Have you said before why they are called austerity brogues?
Well, no, I don't think that I have. Here's what Nicholas Antongiavanni has to say about them in his book The Suit:
The "full brogue" has perforations along every seam, from toe to heel. The Americans call it a "wing tip" because the toe decoration, instead of being straight, comes to a point and is said to resemble the wing of a bird. During the Second World War, when tight restrictions were placed on leather usage, English shoemakers offered full brogues without broguing, called "austerity brogues." Their distinctively sleek lines ensured their survival beyond the war, and they remain popular with dandies as an alternative to the plain cap toe. (p. 94)
Mr. Antongiavanni asked me to read and comment on the chapter about shoes in his book before it was published, and I remember that I told him that I didn't buy this explanation. I didn't see how the lack of broguing would save any leather. "Well," he said, "that's the story that I have heard from the London shoemakers." But now that I've thought about it, it really does make sense. If you have broguing on a toe cap or heel counter, you have to back it with finished leather so that the proper color shows at the bottom of the broguing.
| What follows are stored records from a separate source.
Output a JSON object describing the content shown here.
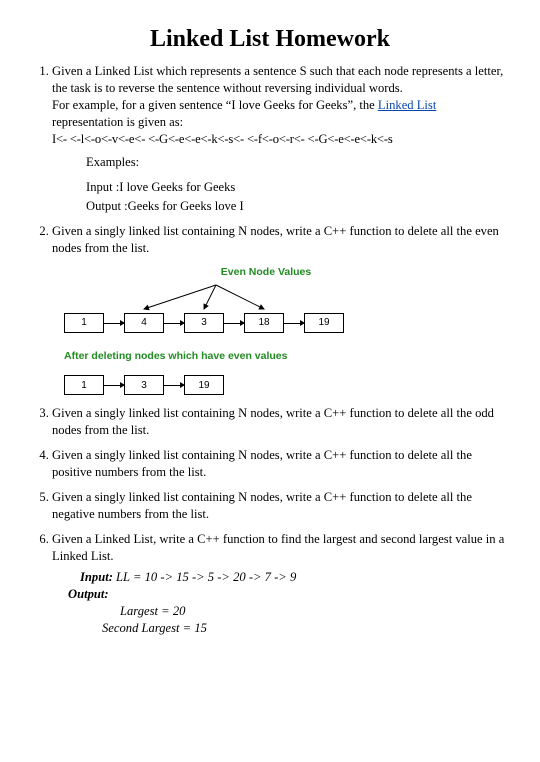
{
  "title": "Linked List Homework",
  "q1": {
    "p1": "Given a Linked List which represents a sentence S such that each node represents a letter, the task is to reverse the sentence without reversing individual words.",
    "p2a": "For example, for a given sentence “I love Geeks for Geeks”, the ",
    "link": "Linked List",
    "p2b": " representation is given as:",
    "rep": "I<- <-l<-o<-v<-e<- <-G<-e<-e<-k<-s<- <-f<-o<-r<- <-G<-e<-e<-k<-s",
    "examples_label": "Examples:",
    "input": "Input :I love Geeks for Geeks",
    "output": "Output :Geeks for Geeks love I"
  },
  "q2": {
    "text": "Given a singly linked list containing N nodes, write a C++ function to delete all the even nodes from the list.",
    "diag_title": "Even Node Values",
    "before": [
      "1",
      "4",
      "3",
      "18",
      "19"
    ],
    "after_label": "After deleting nodes which have even values",
    "after": [
      "1",
      "3",
      "19"
    ]
  },
  "q3": "Given a singly linked list containing N nodes, write a C++ function to delete all the odd nodes from the list.",
  "q4": "Given a singly linked list containing N nodes, write a C++ function to delete all the positive numbers from the list.",
  "q5": "Given a singly linked list containing N nodes, write a C++ function to delete all the negative numbers from the list.",
  "q6": {
    "text": "Given a Linked List, write a C++ function to find the largest and second largest value in a Linked List.",
    "input_label": "Input:",
    "input_val": " LL = 10 -> 15 -> 5 -> 20 -> 7 -> 9",
    "output_label": "Output:",
    "largest": "Largest = 20",
    "second": "Second Largest = 15"
  }
}
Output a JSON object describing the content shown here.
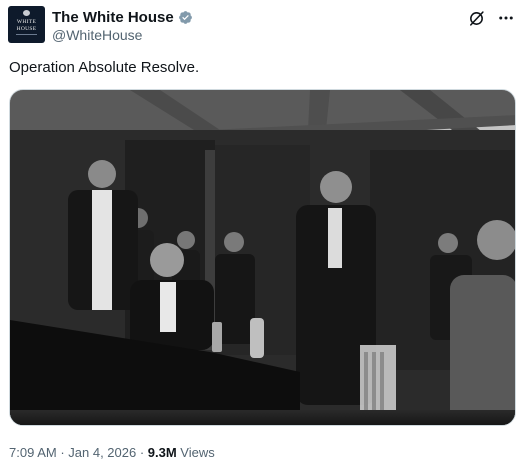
{
  "author": {
    "display_name": "The White House",
    "handle": "@WhiteHouse",
    "verified": true,
    "badge_color": "#829aab",
    "avatar_wordmark": [
      "THE",
      "WHITE",
      "HOUSE"
    ],
    "avatar_color": "#0e1a2b"
  },
  "header_icons": [
    "grok-icon",
    "more-icon"
  ],
  "post": {
    "text": "Operation Absolute Resolve.",
    "media_type": "black-and-white photograph"
  },
  "meta": {
    "time": "7:09 AM",
    "sep1": " · ",
    "date": "Jan 4, 2026",
    "sep2": " · ",
    "views_count": "9.3M",
    "views_label": " Views"
  },
  "colors": {
    "text_primary": "#0f1419",
    "text_secondary": "#536471",
    "border": "#cfd9de"
  }
}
That means that the toe cap and the heel counter on a standard full brogue must be almost completely underlaid with other pieces of finished leather. Not so on an austerity brogue. The overlap just has to be at the seams. Hence, austerity brogues will use less leather.
(BTW, the shoe pictured is from John Lobb St. James.)